## Directions for this task
List each line of the data that holds the word "icon".

(Source records)

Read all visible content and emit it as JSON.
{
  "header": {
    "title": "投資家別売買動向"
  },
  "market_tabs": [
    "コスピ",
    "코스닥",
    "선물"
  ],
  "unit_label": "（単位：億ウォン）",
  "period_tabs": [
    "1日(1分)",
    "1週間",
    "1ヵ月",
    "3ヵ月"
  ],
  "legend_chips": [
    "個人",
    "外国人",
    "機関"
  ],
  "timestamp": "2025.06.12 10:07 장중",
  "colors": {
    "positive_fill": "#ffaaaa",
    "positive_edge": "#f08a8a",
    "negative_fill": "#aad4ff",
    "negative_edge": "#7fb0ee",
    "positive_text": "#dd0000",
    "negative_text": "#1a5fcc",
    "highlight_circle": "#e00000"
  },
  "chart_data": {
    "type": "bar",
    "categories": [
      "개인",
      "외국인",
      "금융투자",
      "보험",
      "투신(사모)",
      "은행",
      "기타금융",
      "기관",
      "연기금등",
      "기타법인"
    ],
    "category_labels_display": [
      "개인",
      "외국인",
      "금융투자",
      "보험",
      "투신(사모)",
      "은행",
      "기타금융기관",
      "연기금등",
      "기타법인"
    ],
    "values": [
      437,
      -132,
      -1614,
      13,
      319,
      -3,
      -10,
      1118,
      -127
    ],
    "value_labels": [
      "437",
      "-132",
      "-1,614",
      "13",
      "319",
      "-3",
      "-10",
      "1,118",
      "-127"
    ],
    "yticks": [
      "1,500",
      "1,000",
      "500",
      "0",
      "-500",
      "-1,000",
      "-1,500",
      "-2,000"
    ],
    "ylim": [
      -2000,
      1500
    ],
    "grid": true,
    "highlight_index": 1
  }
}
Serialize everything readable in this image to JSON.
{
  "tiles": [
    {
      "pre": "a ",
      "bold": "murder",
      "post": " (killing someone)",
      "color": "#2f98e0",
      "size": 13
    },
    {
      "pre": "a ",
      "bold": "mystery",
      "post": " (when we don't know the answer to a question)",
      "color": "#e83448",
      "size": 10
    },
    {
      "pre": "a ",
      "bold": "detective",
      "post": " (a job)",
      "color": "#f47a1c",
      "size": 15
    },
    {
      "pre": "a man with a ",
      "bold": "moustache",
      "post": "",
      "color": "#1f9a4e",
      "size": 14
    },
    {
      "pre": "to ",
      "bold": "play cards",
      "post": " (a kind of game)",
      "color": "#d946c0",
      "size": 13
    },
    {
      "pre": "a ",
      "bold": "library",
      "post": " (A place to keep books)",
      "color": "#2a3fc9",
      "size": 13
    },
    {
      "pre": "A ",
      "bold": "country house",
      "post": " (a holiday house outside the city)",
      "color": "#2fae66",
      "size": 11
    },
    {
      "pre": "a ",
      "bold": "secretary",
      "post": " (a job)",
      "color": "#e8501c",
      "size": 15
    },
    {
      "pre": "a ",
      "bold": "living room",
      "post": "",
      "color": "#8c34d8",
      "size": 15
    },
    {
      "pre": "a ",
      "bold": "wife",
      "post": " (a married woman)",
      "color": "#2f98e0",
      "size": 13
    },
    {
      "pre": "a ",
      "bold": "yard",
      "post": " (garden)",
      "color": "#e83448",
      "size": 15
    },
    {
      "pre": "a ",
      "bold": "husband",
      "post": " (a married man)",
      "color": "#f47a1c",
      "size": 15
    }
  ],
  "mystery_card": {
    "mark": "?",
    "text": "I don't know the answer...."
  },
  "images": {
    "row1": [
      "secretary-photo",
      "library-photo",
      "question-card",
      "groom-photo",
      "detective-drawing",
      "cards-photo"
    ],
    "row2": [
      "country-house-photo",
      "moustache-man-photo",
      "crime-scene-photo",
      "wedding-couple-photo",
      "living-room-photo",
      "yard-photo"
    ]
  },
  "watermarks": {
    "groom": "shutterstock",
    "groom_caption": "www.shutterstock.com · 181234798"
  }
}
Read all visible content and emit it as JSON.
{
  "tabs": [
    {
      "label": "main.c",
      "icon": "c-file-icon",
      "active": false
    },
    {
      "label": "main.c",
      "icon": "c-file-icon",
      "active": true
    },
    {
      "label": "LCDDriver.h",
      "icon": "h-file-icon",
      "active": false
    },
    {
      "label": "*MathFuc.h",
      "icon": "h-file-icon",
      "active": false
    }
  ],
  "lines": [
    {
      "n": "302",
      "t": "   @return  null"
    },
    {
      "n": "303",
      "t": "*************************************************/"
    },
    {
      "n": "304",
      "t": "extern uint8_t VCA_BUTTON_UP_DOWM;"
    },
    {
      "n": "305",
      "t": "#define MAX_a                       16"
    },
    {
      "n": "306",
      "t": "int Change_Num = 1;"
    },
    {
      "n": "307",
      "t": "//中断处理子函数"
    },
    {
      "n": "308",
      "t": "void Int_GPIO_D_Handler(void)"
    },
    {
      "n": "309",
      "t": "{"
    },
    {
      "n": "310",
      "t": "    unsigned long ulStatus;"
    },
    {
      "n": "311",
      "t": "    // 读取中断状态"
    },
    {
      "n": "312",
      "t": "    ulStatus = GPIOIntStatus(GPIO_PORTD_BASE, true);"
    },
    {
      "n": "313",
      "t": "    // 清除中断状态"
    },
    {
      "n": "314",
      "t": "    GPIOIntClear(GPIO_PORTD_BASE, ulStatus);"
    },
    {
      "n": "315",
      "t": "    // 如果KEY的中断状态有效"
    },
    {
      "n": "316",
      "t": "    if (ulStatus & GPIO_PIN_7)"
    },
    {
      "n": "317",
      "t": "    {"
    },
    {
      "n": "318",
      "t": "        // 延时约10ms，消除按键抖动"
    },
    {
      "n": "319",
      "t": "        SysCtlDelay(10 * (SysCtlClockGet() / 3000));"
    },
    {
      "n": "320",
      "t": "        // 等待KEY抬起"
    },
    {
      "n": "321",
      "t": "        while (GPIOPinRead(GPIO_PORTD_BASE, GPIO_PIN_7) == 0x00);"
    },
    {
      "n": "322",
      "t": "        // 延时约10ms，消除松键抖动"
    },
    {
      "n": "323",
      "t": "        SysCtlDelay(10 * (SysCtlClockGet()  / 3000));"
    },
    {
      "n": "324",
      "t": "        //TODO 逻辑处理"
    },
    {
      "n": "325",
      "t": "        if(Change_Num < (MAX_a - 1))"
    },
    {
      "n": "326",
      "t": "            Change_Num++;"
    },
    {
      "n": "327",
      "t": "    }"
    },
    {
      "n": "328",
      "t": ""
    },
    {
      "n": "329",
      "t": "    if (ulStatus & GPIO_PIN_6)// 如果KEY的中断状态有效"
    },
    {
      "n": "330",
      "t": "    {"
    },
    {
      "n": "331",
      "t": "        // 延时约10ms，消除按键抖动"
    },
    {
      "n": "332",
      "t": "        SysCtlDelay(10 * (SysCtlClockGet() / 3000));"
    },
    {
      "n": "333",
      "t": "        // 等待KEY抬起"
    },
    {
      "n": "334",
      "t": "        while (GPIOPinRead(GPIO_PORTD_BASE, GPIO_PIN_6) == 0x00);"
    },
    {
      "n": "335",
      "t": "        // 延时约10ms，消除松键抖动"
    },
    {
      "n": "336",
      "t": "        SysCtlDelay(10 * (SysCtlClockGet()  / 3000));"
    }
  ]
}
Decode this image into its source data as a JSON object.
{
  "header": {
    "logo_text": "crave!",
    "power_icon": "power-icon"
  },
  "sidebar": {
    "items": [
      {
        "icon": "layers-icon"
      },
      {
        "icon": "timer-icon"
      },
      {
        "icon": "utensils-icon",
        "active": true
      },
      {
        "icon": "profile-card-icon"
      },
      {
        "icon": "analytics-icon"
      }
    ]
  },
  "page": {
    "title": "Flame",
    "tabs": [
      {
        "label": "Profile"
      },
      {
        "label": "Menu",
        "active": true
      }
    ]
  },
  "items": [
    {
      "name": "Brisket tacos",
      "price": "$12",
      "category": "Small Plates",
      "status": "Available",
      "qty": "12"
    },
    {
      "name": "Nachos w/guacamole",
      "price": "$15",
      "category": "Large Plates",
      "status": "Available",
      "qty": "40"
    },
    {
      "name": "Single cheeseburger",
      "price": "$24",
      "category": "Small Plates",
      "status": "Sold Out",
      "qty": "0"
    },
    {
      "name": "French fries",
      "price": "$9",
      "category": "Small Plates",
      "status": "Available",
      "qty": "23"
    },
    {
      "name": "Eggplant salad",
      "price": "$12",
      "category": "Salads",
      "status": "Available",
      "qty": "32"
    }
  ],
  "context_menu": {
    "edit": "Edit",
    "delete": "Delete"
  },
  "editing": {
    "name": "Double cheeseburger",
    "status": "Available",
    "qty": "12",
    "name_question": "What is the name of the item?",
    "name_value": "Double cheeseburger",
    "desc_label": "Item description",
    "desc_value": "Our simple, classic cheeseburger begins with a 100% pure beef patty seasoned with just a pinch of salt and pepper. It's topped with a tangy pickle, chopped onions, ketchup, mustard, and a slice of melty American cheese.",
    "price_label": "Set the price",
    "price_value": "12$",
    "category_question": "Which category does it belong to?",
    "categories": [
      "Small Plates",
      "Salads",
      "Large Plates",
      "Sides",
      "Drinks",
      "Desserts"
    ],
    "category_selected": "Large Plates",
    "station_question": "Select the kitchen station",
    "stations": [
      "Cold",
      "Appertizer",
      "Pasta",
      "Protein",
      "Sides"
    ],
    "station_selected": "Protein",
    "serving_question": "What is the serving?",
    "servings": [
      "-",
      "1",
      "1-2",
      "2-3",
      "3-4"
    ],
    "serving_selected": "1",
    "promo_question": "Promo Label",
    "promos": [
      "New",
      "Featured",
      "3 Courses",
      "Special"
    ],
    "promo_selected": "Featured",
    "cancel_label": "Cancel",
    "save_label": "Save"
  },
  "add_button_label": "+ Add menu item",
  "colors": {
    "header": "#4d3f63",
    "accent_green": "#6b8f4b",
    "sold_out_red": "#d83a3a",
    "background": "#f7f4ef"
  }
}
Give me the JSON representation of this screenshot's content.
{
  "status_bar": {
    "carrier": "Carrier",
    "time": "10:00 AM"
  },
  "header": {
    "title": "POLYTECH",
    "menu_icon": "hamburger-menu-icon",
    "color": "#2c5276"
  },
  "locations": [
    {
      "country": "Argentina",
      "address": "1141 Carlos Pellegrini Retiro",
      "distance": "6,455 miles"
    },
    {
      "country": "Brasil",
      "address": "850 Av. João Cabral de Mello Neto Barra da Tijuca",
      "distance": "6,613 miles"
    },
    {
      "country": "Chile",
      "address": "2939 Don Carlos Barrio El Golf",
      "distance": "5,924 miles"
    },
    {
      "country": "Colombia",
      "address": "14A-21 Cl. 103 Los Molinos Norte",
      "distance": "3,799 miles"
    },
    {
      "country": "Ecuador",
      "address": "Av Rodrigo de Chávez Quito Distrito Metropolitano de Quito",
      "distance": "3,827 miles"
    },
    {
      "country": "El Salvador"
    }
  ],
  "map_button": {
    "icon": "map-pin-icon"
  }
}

## Worked solution
      "icon": "c-file-icon",
      "icon": "c-file-icon",
      "icon": "h-file-icon",
      "icon": "h-file-icon",
    "power_icon": "power-icon"
        "icon": "layers-icon"
        "icon": "timer-icon"
        "icon": "utensils-icon",
        "icon": "profile-card-icon"
        "icon": "analytics-icon"
    "menu_icon": "hamburger-menu-icon",
    "icon": "map-pin-icon"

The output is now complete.